WORK ITEM:
Would you write out the entries that follow word for word, omitting any images?

PROVIDED INFORMATION:
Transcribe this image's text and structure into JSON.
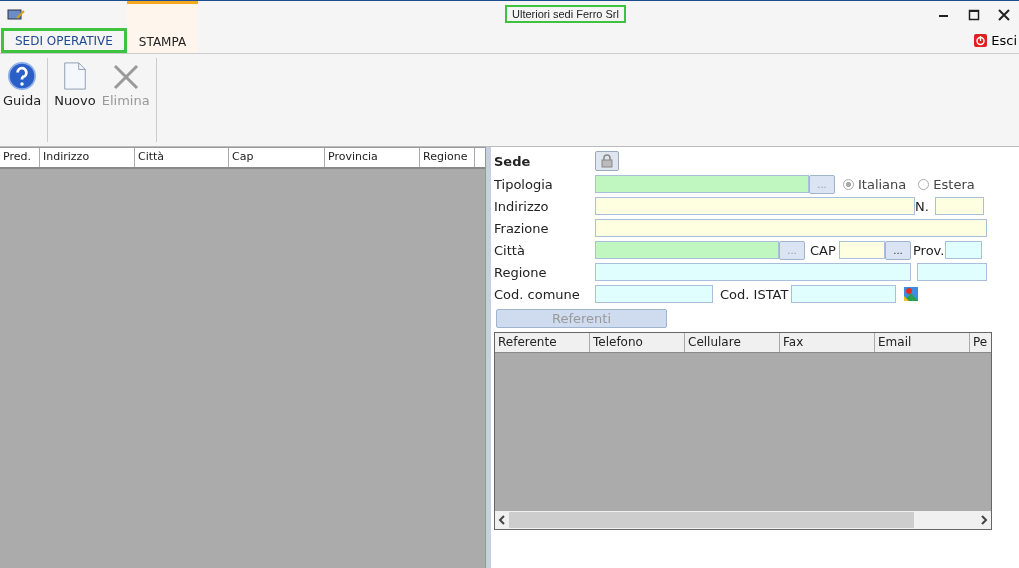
{
  "window": {
    "title": "Ulteriori sedi Ferro Srl"
  },
  "tabs": [
    {
      "label": "SEDI OPERATIVE",
      "selected": true
    },
    {
      "label": "STAMPA",
      "selected": false
    }
  ],
  "exit": {
    "label": "Esci"
  },
  "toolbar": [
    {
      "label": "Guida",
      "kind": "help",
      "disabled": false
    },
    {
      "label": "Nuovo",
      "kind": "new",
      "disabled": false
    },
    {
      "label": "Elimina",
      "kind": "delete",
      "disabled": true
    }
  ],
  "table": {
    "columns": [
      "Pred.",
      "Indirizzo",
      "Città",
      "Cap",
      "Provincia",
      "Regione"
    ]
  },
  "form": {
    "title": "Sede",
    "tipologia": {
      "label": "Tipologia",
      "color": "#c0f7c0",
      "button": "...",
      "options": [
        {
          "label": "Italiana",
          "selected": true
        },
        {
          "label": "Estera",
          "selected": false
        }
      ]
    },
    "indirizzo": {
      "label": "Indirizzo",
      "color": "#fefee0",
      "number_label": "N.",
      "number_field": {
        "color": "#fefee0"
      }
    },
    "frazione": {
      "label": "Frazione",
      "color": "#fefee0"
    },
    "citta": {
      "label": "Città",
      "color": "#c0f7c0",
      "button": "...",
      "cap_label": "CAP",
      "cap_field": {
        "color": "#fefee0"
      },
      "cap_button": "...",
      "prov_label": "Prov.",
      "prov_field": {
        "color": "#e0fefe"
      }
    },
    "regione": {
      "label": "Regione",
      "color": "#e0fefe",
      "extra_field": {
        "color": "#e0fefe"
      }
    },
    "codici": {
      "label": "Cod. comune",
      "color": "#e0fefe",
      "istat_label": "Cod. ISTAT",
      "istat_field": {
        "color": "#e0fefe"
      }
    },
    "referenti_button": {
      "label": "Referenti",
      "disabled": true
    }
  },
  "contacts": {
    "columns": [
      "Referente",
      "Telefono",
      "Cellulare",
      "Fax",
      "Email",
      "Pe"
    ]
  }
}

TASK ANSWER:
Transcribe this image's text and structure into JSON.
{
  "window": {
    "title": "Ulteriori sedi Ferro Srl"
  },
  "tabs": [
    {
      "label": "SEDI OPERATIVE",
      "selected": true
    },
    {
      "label": "STAMPA",
      "selected": false
    }
  ],
  "exit": {
    "label": "Esci"
  },
  "toolbar": [
    {
      "label": "Guida",
      "kind": "help",
      "disabled": false
    },
    {
      "label": "Nuovo",
      "kind": "new",
      "disabled": false
    },
    {
      "label": "Elimina",
      "kind": "delete",
      "disabled": true
    }
  ],
  "table": {
    "columns": [
      "Pred.",
      "Indirizzo",
      "Città",
      "Cap",
      "Provincia",
      "Regione"
    ]
  },
  "form": {
    "title": "Sede",
    "tipologia": {
      "label": "Tipologia",
      "color": "#c0f7c0",
      "button": "...",
      "options": [
        {
          "label": "Italiana",
          "selected": true
        },
        {
          "label": "Estera",
          "selected": false
        }
      ]
    },
    "indirizzo": {
      "label": "Indirizzo",
      "color": "#fefee0",
      "number_label": "N.",
      "number_field": {
        "color": "#fefee0"
      }
    },
    "frazione": {
      "label": "Frazione",
      "color": "#fefee0"
    },
    "citta": {
      "label": "Città",
      "color": "#c0f7c0",
      "button": "...",
      "cap_label": "CAP",
      "cap_field": {
        "color": "#fefee0"
      },
      "cap_button": "...",
      "prov_label": "Prov.",
      "prov_field": {
        "color": "#e0fefe"
      }
    },
    "regione": {
      "label": "Regione",
      "color": "#e0fefe",
      "extra_field": {
        "color": "#e0fefe"
      }
    },
    "codici": {
      "label": "Cod. comune",
      "color": "#e0fefe",
      "istat_label": "Cod. ISTAT",
      "istat_field": {
        "color": "#e0fefe"
      }
    },
    "referenti_button": {
      "label": "Referenti",
      "disabled": true
    }
  },
  "contacts": {
    "columns": [
      "Referente",
      "Telefono",
      "Cellulare",
      "Fax",
      "Email",
      "Pe"
    ]
  }
}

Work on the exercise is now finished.